I have gone back and forth on this whole transfer thing. Remember that a scholarship is a one-year agreement, not all four years. It can be, and often is, adjusted each year. Yes, colleges invest a lot of resources in the recruitment of an athlete, and so do all of those that also recruit him and don't get him to sign with them. I have no problem with an athlete changing their mind and going elsewhere from the perspective that after a year they have fulfilled their commitment for the scholarship that they were awarded. It sucks to be a fan and see good guys leave the team you support, but a lot of times the coach or the program did not meet the expectations of the kid coming in. This isn't a new thing. Steve Mocco wrestled for both Iowa and Oklahoma State. Should they have to sit out a year or a semester? I guess that's the biggest question that I can't answer because I see pro's and con's to each.
johnnyknj (1) about a month and a half ago
ellascott (1) 1 day ago
"...I had a title stripped from me, an opportunity stripped from me."

- any idea what he is referring to with this quote? Really seems more a lost opportunity in a situation in which he seems to have not agreed with the approach taken, rather than a title being taken away, or am i missing something? I am not critiquing, just wondering.


That struck me too. I think he means he had an opportunity taken away. He also obviously does not know the meaning of "tragic". Hopefully he takes some English courses at Rutgers.
Punisher (1) about a month ago
I think he would have won the title, but to say he was stripped of the title? I saw him in the wrestling room with an ankle brace riding the bike, then he was working with the team and could not put weight on the foot when shot upon, held the leg in the air mid sprawl. this was a week before the Big 10 tournament.
FLYankee (1) about a month ago

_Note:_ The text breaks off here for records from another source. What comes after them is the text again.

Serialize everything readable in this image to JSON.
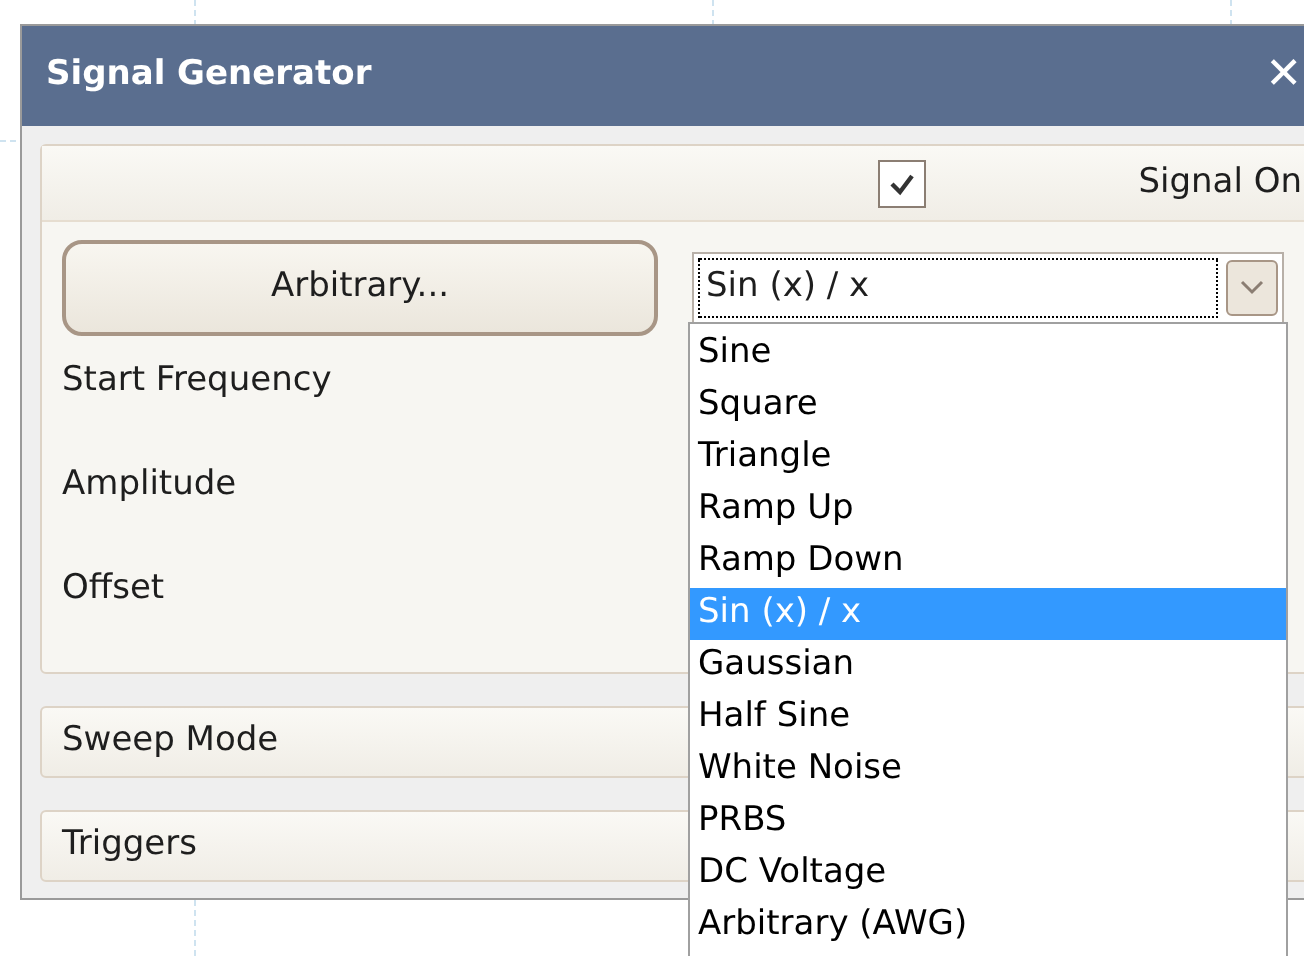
{
  "window": {
    "title": "Signal Generator",
    "close": "✕"
  },
  "signal_on": {
    "label": "Signal On",
    "checked": true
  },
  "arbitrary_button": {
    "label": "Arbitrary..."
  },
  "waveform": {
    "value": "Sin (x) / x",
    "expanded": true,
    "options": [
      {
        "label": "Sine",
        "selected": false
      },
      {
        "label": "Square",
        "selected": false
      },
      {
        "label": "Triangle",
        "selected": false
      },
      {
        "label": "Ramp Up",
        "selected": false
      },
      {
        "label": "Ramp Down",
        "selected": false
      },
      {
        "label": "Sin (x) / x",
        "selected": true
      },
      {
        "label": "Gaussian",
        "selected": false
      },
      {
        "label": "Half Sine",
        "selected": false
      },
      {
        "label": "White Noise",
        "selected": false
      },
      {
        "label": "PRBS",
        "selected": false
      },
      {
        "label": "DC Voltage",
        "selected": false
      },
      {
        "label": "Arbitrary (AWG)",
        "selected": false
      }
    ]
  },
  "fields": [
    "Start Frequency",
    "Amplitude",
    "Offset"
  ],
  "sections": [
    "Sweep Mode",
    "Triggers"
  ]
}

If coaches can leave schools (and their recruits) without ramifications than wrestlers or any athlete should be accommodated the same freedom. The argument of "paid" or "unpaid" should be irrelevant.